Before declaring a snow emergency in New Jersey on Tuesday, Gov. Chris Christie was sworn in for a second term. Aside from a two-minute standing ovation, there was little fanfare.
There wasn't an inaugural ball, which was canceled because of snow, yet Christie continues to make headlines. According to the New York Daily News, only 30 minutes before the governor took the oath of office, the state assembly and senate announced they're combining two probes. They're merging inquiries into the one commonly known as “Bridgegate” and a claim by Hoboken Mayor Dawn Zimmer, a Democrat, that Lt. Gov. Kim Guadagno threatened to hold hurricane relief funds hostage unless she supported a commercial development initiative.

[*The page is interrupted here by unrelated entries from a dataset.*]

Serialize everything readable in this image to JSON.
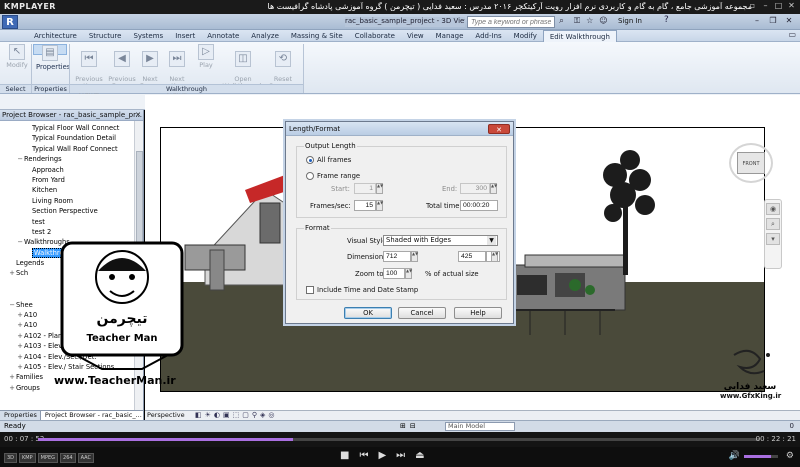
{
  "player": {
    "brand": "KMPLAYER",
    "title": "مجموعه آموزشی جامع ، گام به گام و کاربردی نرم افزار رویت آرکیتکچر ۲۰۱۶   مدرس : سعید فدایی ( تیچرمن ) گروه آموزشی پادشاه گرافیست ها",
    "time_elapsed": "00 : 07 : 52",
    "time_total": "00 : 22 : 21",
    "progress": 0.353,
    "volume": 0.78,
    "badges": [
      "3D",
      "KMP",
      "MPEG",
      "264",
      "AAC"
    ]
  },
  "revit": {
    "app_icon": "R",
    "doc_title": "rac_basic_sample_project - 3D View: Walkthrough 1",
    "search_placeholder": "Type a keyword or phrase",
    "signin": "Sign In",
    "tabs": [
      "Architecture",
      "Structure",
      "Systems",
      "Insert",
      "Annotate",
      "Analyze",
      "Massing & Site",
      "Collaborate",
      "View",
      "Manage",
      "Add-Ins",
      "Modify",
      "Edit Walkthrough"
    ],
    "active_tab": "Edit Walkthrough",
    "ribbon": {
      "modify": "Modify",
      "properties": "Properties",
      "prev_keyframe": "Previous\nKey Frame",
      "prev_frame": "Previous\nFrame",
      "next_frame": "Next\nFrame",
      "next_keyframe": "Next\nKey Frame",
      "play": "Play",
      "open_walkthrough": "Open\nWalkthrough",
      "reset_cameras": "Reset\nCameras",
      "panel_select": "Select",
      "panel_properties": "Properties",
      "panel_walkthrough": "Walkthrough"
    }
  },
  "browser": {
    "title": "Project Browser - rac_basic_sample_pr...",
    "items": [
      {
        "indent": 3,
        "toggle": "",
        "label": "Typical Floor Wall Connect"
      },
      {
        "indent": 3,
        "toggle": "",
        "label": "Typical Foundation Detail"
      },
      {
        "indent": 3,
        "toggle": "",
        "label": "Typical Wall Roof Connect"
      },
      {
        "indent": 2,
        "toggle": "−",
        "label": "Renderings"
      },
      {
        "indent": 3,
        "toggle": "",
        "label": "Approach"
      },
      {
        "indent": 3,
        "toggle": "",
        "label": "From Yard"
      },
      {
        "indent": 3,
        "toggle": "",
        "label": "Kitchen"
      },
      {
        "indent": 3,
        "toggle": "",
        "label": "Living Room"
      },
      {
        "indent": 3,
        "toggle": "",
        "label": "Section Perspective"
      },
      {
        "indent": 3,
        "toggle": "",
        "label": "test"
      },
      {
        "indent": 3,
        "toggle": "",
        "label": "test 2"
      },
      {
        "indent": 2,
        "toggle": "−",
        "label": "Walkthroughs"
      },
      {
        "indent": 3,
        "toggle": "",
        "label": "Walkthrough 1",
        "selected": true
      },
      {
        "indent": 1,
        "toggle": "",
        "label": "Legends"
      },
      {
        "indent": 1,
        "toggle": "+",
        "label": "Sch"
      },
      {
        "indent": 1,
        "toggle": "",
        "label": ""
      },
      {
        "indent": 1,
        "toggle": "",
        "label": ""
      },
      {
        "indent": 1,
        "toggle": "−",
        "label": "Shee"
      },
      {
        "indent": 2,
        "toggle": "+",
        "label": "A10"
      },
      {
        "indent": 2,
        "toggle": "+",
        "label": "A10"
      },
      {
        "indent": 2,
        "toggle": "+",
        "label": "A102 - Plans"
      },
      {
        "indent": 2,
        "toggle": "+",
        "label": "A103 - Elevations/Sections"
      },
      {
        "indent": 2,
        "toggle": "+",
        "label": "A104 - Elev./Sec./Det."
      },
      {
        "indent": 2,
        "toggle": "+",
        "label": "A105 - Elev./ Stair Sections"
      },
      {
        "indent": 1,
        "toggle": "+",
        "label": "Families"
      },
      {
        "indent": 1,
        "toggle": "+",
        "label": "Groups"
      }
    ],
    "bottom_tabs": [
      "Properties",
      "Project Browser - rac_basic_..."
    ]
  },
  "viewport": {
    "view_cube_label": "FRONT",
    "view_mode": "Perspective",
    "ground_color": "#4a4a3a"
  },
  "status": {
    "ready": "Ready",
    "model": "Main Model",
    "filter": "0"
  },
  "dialog": {
    "title": "Length/Format",
    "output_length": "Output Length",
    "all_frames": "All frames",
    "frame_range": "Frame range",
    "start_label": "Start:",
    "start_value": "1",
    "end_label": "End:",
    "end_value": "300",
    "fps_label": "Frames/sec:",
    "fps_value": "15",
    "total_time_label": "Total time:",
    "total_time_value": "00:00:20",
    "format": "Format",
    "visual_style_label": "Visual Style",
    "visual_style_value": "Shaded with Edges",
    "dimensions_label": "Dimensions",
    "dim_w": "712",
    "dim_h": "425",
    "zoom_label": "Zoom to",
    "zoom_value": "100",
    "zoom_suffix": "% of actual size",
    "include_time": "Include Time and Date Stamp",
    "ok": "OK",
    "cancel": "Cancel",
    "help": "Help"
  },
  "watermarks": {
    "left_logo_text": "تیچرمن",
    "left_brand": "Teacher Man",
    "left_url": "www.TeacherMan.ir",
    "right_logo_text": "سعید فدایی",
    "right_url": "www.GfxKing.ir"
  }
}
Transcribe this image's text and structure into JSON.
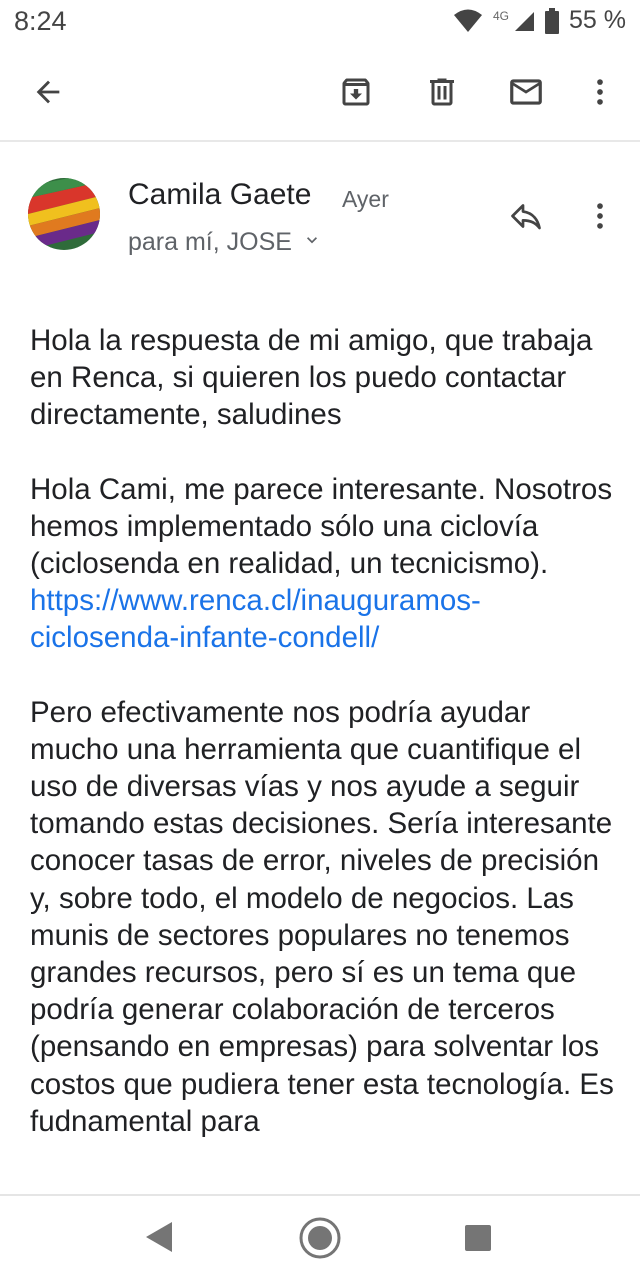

From the outside looking in, recent scandals have shown how New Jersey splits cleanly along party lines, yet Christie called for more bipartisan efforts during his inaugural address on Tuesday. It was also the theme he used to defend himself during a nearly two-hour-long press conference the day after the bridge scandal. He was again subdued and less forceful than the man who made no bones about demanding residents evacuate as Hurricane Sandy descended upon New Jersey in 2012.
Talking heads continue to call Christie a 2016 presidential hopeful and debate whether the scandals will hurt him in that year's Republican presidential primaries. Meanwhile, the governor again distanced himself from the notion that he's at all focused on running for the highest office in the land.
“We cannot fall victim to the attitude of Washington, DC. The attitude that says I am always right and you are always wrong,” Christie said during his address.
When Christie scoffed at the idea two weeks ago that he was shouldering the blame for Bridgegate to keep his presidential hopes alive, it didn't ring genuine. As these scandals continue to unravel, however, it's becoming more plausible that 2016 is at least being put on the back burner.